→ **Try it**: The full text of the records below, minus any pictures, should be given back word for word.

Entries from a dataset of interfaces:
+++++

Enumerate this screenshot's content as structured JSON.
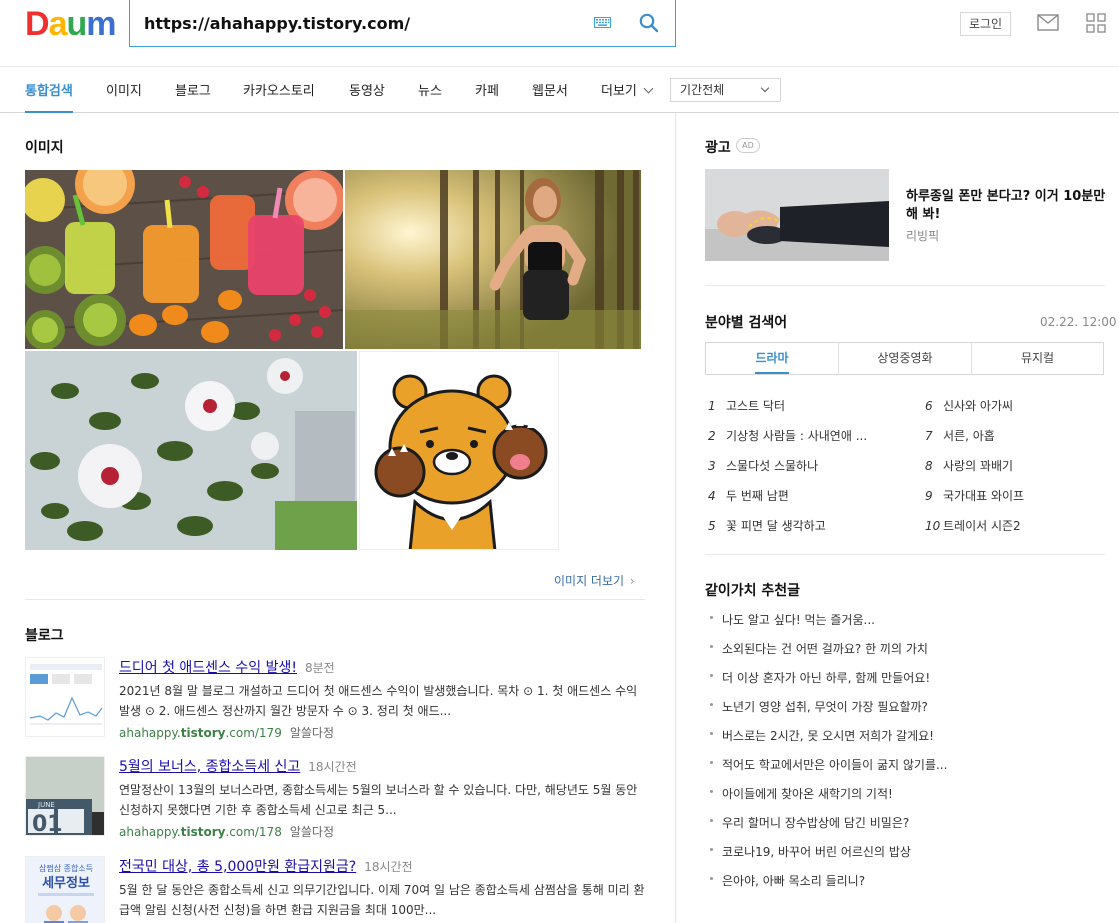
{
  "header": {
    "logo_letters": [
      "D",
      "a",
      "u",
      "m"
    ],
    "logo_colors": [
      "#f0302e",
      "#ffb400",
      "#2fa84f",
      "#3d6ed1"
    ],
    "search_value": "https://ahahappy.tistory.com/",
    "login_label": "로그인",
    "icons": [
      "keyboard-icon",
      "search-icon",
      "mail-icon",
      "app-grid-icon"
    ]
  },
  "tabs": {
    "items": [
      {
        "label": "통합검색",
        "active": true
      },
      {
        "label": "이미지"
      },
      {
        "label": "블로그"
      },
      {
        "label": "카카오스토리"
      },
      {
        "label": "동영상"
      },
      {
        "label": "뉴스"
      },
      {
        "label": "카페"
      },
      {
        "label": "웹문서"
      },
      {
        "label": "더보기"
      }
    ],
    "period": "기간전체"
  },
  "images": {
    "title": "이미지",
    "more_label": "이미지 더보기"
  },
  "blog": {
    "title": "블로그",
    "items": [
      {
        "title": "드디어 첫 애드센스 수익 발생!",
        "time": "8분전",
        "desc": "2021년 8월 말 블로그 개설하고 드디어 첫 애드센스 수익이 발생했습니다. 목차 ⊙ 1. 첫 애드센스 수익 발생 ⊙ 2. 애드센스 정산까지 월간 방문자 수 ⊙ 3. 정리 첫 애드...",
        "src_prefix": "ahahappy.",
        "src_domain": "tistory",
        "src_suffix": ".com/179",
        "author": "알쓸다정"
      },
      {
        "title": "5월의 보너스, 종합소득세 신고",
        "time": "18시간전",
        "desc": "연말정산이 13월의 보너스라면, 종합소득세는 5월의 보너스라 할 수 있습니다. 다만, 해당년도 5월 동안 신청하지 못했다면 기한 후 종합소득세 신고로 최근 5...",
        "src_prefix": "ahahappy.",
        "src_domain": "tistory",
        "src_suffix": ".com/178",
        "author": "알쓸다정"
      },
      {
        "title": "전국민 대상, 총 5,000만원 환급지원금?",
        "time": "18시간전",
        "desc": "5월 한 달 동안은 종합소득세 신고 의무기간입니다. 이제 70여 일 남은 종합소득세 삼쩜삼을 통해 미리 환급액 알림 신청(사전 신청)을 하면 환급 지원금을 최대 100만...",
        "src_prefix": "",
        "src_domain": "",
        "src_suffix": "",
        "author": ""
      }
    ],
    "thumb_texts": {
      "june": "JUNE",
      "day": "01",
      "tax1": "삼쩜삼 종합소득",
      "tax2": "세무정보"
    }
  },
  "ad": {
    "title": "광고",
    "badge": "AD",
    "headline": "하루종일 폰만 본다고? 이거 10분만 해 봐!",
    "source": "리빙픽"
  },
  "category": {
    "title": "분야별 검색어",
    "date": "02.22. 12:00",
    "tabs": [
      {
        "label": "드라마",
        "active": true
      },
      {
        "label": "상영중영화"
      },
      {
        "label": "뮤지컬"
      }
    ],
    "left": [
      {
        "rank": "1",
        "text": "고스트 닥터"
      },
      {
        "rank": "2",
        "text": "기상청 사람들 : 사내연애 ..."
      },
      {
        "rank": "3",
        "text": "스물다섯 스물하나"
      },
      {
        "rank": "4",
        "text": "두 번째 남편"
      },
      {
        "rank": "5",
        "text": "꽃 피면 달 생각하고"
      }
    ],
    "right": [
      {
        "rank": "6",
        "text": "신사와 아가씨"
      },
      {
        "rank": "7",
        "text": "서른, 아홉"
      },
      {
        "rank": "8",
        "text": "사랑의 꽈배기"
      },
      {
        "rank": "9",
        "text": "국가대표 와이프"
      },
      {
        "rank": "10",
        "text": "트레이서 시즌2"
      }
    ]
  },
  "recommend": {
    "title": "같이가치 추천글",
    "items": [
      "나도 알고 싶다! 먹는 즐거움...",
      "소외된다는 건 어떤 걸까요? 한 끼의 가치",
      "더 이상 혼자가 아닌 하루, 함께 만들어요!",
      "노년기 영양 섭취, 무엇이 가장 필요할까?",
      "버스로는 2시간, 못 오시면 저희가 갈게요!",
      "적어도 학교에서만은 아이들이 굶지 않기를...",
      "아이들에게 찾아온 새학기의 기적!",
      "우리 할머니 장수밥상에 담긴 비밀은?",
      "코로나19, 바꾸어 버린 어르신의 밥상",
      "은아야, 아빠 목소리 들리니?"
    ]
  }
}
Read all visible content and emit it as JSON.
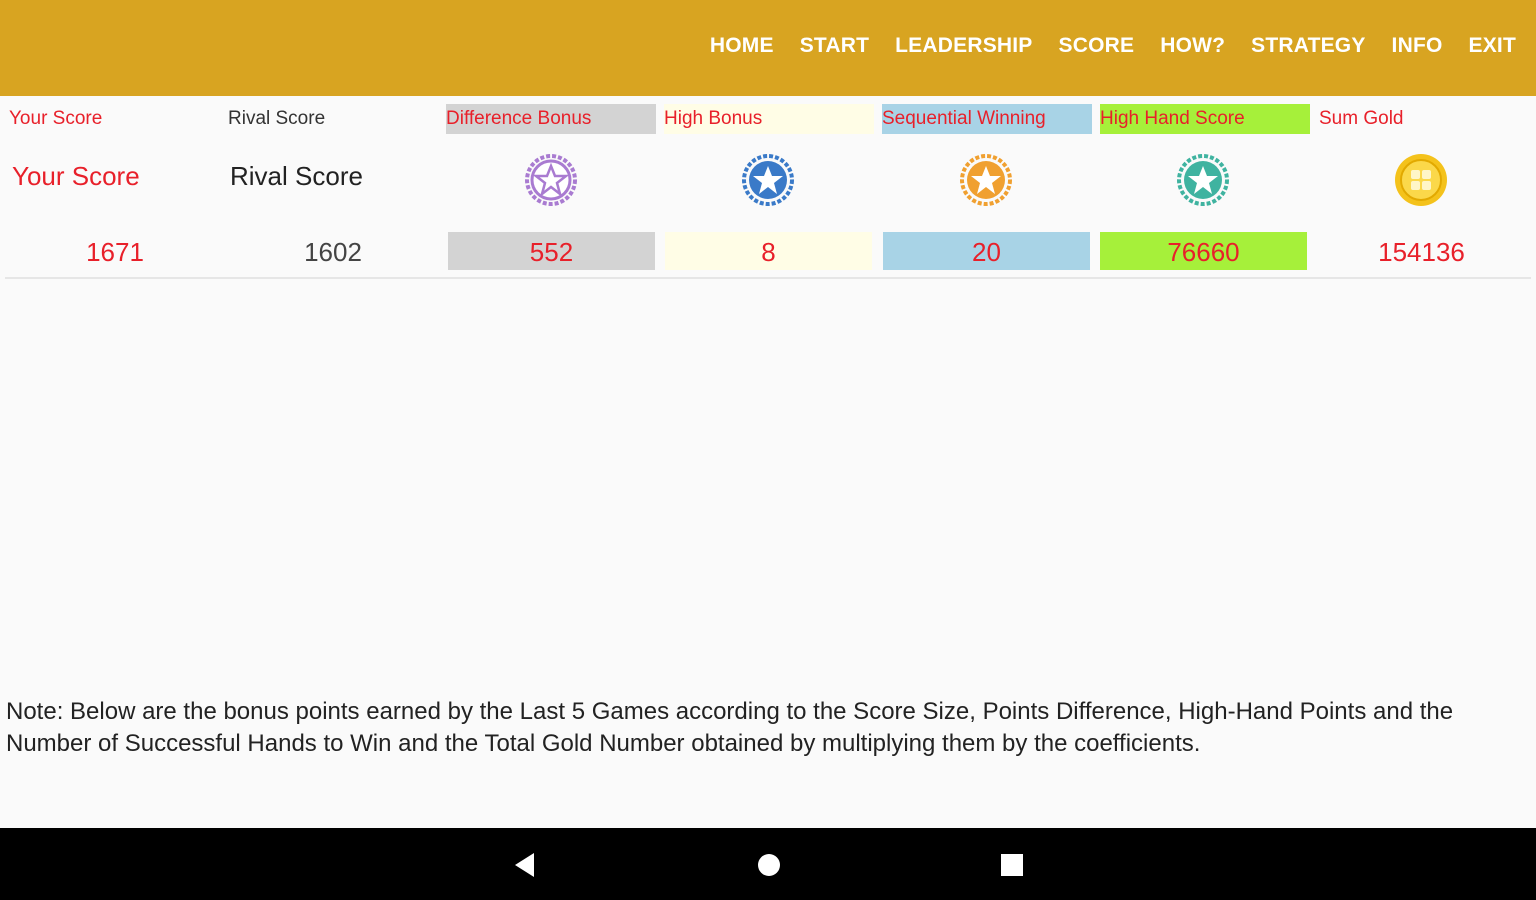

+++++

→ **Exercise answer**:
Enumerate this screenshot's content as structured JSON.
{
  "header": {
    "logo_letters": [
      "D",
      "a",
      "u",
      "m"
    ],
    "logo_colors": [
      "#f0302e",
      "#ffb400",
      "#2fa84f",
      "#3d6ed1"
    ],
    "search_value": "https://ahahappy.tistory.com/",
    "login_label": "로그인",
    "icons": [
      "keyboard-icon",
      "search-icon",
      "mail-icon",
      "app-grid-icon"
    ]
  },
  "tabs": {
    "items": [
      {
        "label": "통합검색",
        "active": true
      },
      {
        "label": "이미지"
      },
      {
        "label": "블로그"
      },
      {
        "label": "카카오스토리"
      },
      {
        "label": "동영상"
      },
      {
        "label": "뉴스"
      },
      {
        "label": "카페"
      },
      {
        "label": "웹문서"
      },
      {
        "label": "더보기"
      }
    ],
    "period": "기간전체"
  },
  "images": {
    "title": "이미지",
    "more_label": "이미지 더보기"
  },
  "blog": {
    "title": "블로그",
    "items": [
      {
        "title": "드디어 첫 애드센스 수익 발생!",
        "time": "8분전",
        "desc": "2021년 8월 말 블로그 개설하고 드디어 첫 애드센스 수익이 발생했습니다. 목차 ⊙ 1. 첫 애드센스 수익 발생 ⊙ 2. 애드센스 정산까지 월간 방문자 수 ⊙ 3. 정리 첫 애드...",
        "src_prefix": "ahahappy.",
        "src_domain": "tistory",
        "src_suffix": ".com/179",
        "author": "알쓸다정"
      },
      {
        "title": "5월의 보너스, 종합소득세 신고",
        "time": "18시간전",
        "desc": "연말정산이 13월의 보너스라면, 종합소득세는 5월의 보너스라 할 수 있습니다. 다만, 해당년도 5월 동안 신청하지 못했다면 기한 후 종합소득세 신고로 최근 5...",
        "src_prefix": "ahahappy.",
        "src_domain": "tistory",
        "src_suffix": ".com/178",
        "author": "알쓸다정"
      },
      {
        "title": "전국민 대상, 총 5,000만원 환급지원금?",
        "time": "18시간전",
        "desc": "5월 한 달 동안은 종합소득세 신고 의무기간입니다. 이제 70여 일 남은 종합소득세 삼쩜삼을 통해 미리 환급액 알림 신청(사전 신청)을 하면 환급 지원금을 최대 100만...",
        "src_prefix": "",
        "src_domain": "",
        "src_suffix": "",
        "author": ""
      }
    ],
    "thumb_texts": {
      "june": "JUNE",
      "day": "01",
      "tax1": "삼쩜삼 종합소득",
      "tax2": "세무정보"
    }
  },
  "ad": {
    "title": "광고",
    "badge": "AD",
    "headline": "하루종일 폰만 본다고? 이거 10분만 해 봐!",
    "source": "리빙픽"
  },
  "category": {
    "title": "분야별 검색어",
    "date": "02.22. 12:00",
    "tabs": [
      {
        "label": "드라마",
        "active": true
      },
      {
        "label": "상영중영화"
      },
      {
        "label": "뮤지컬"
      }
    ],
    "left": [
      {
        "rank": "1",
        "text": "고스트 닥터"
      },
      {
        "rank": "2",
        "text": "기상청 사람들 : 사내연애 ..."
      },
      {
        "rank": "3",
        "text": "스물다섯 스물하나"
      },
      {
        "rank": "4",
        "text": "두 번째 남편"
      },
      {
        "rank": "5",
        "text": "꽃 피면 달 생각하고"
      }
    ],
    "right": [
      {
        "rank": "6",
        "text": "신사와 아가씨"
      },
      {
        "rank": "7",
        "text": "서른, 아홉"
      },
      {
        "rank": "8",
        "text": "사랑의 꽈배기"
      },
      {
        "rank": "9",
        "text": "국가대표 와이프"
      },
      {
        "rank": "10",
        "text": "트레이서 시즌2"
      }
    ]
  },
  "recommend": {
    "title": "같이가치 추천글",
    "items": [
      "나도 알고 싶다! 먹는 즐거움...",
      "소외된다는 건 어떤 걸까요? 한 끼의 가치",
      "더 이상 혼자가 아닌 하루, 함께 만들어요!",
      "노년기 영양 섭취, 무엇이 가장 필요할까?",
      "버스로는 2시간, 못 오시면 저희가 갈게요!",
      "적어도 학교에서만은 아이들이 굶지 않기를...",
      "아이들에게 찾아온 새학기의 기적!",
      "우리 할머니 장수밥상에 담긴 비밀은?",
      "코로나19, 바꾸어 버린 어르신의 밥상",
      "은아야, 아빠 목소리 들리니?"
    ]
  }
}
Read all visible content and emit it as JSON.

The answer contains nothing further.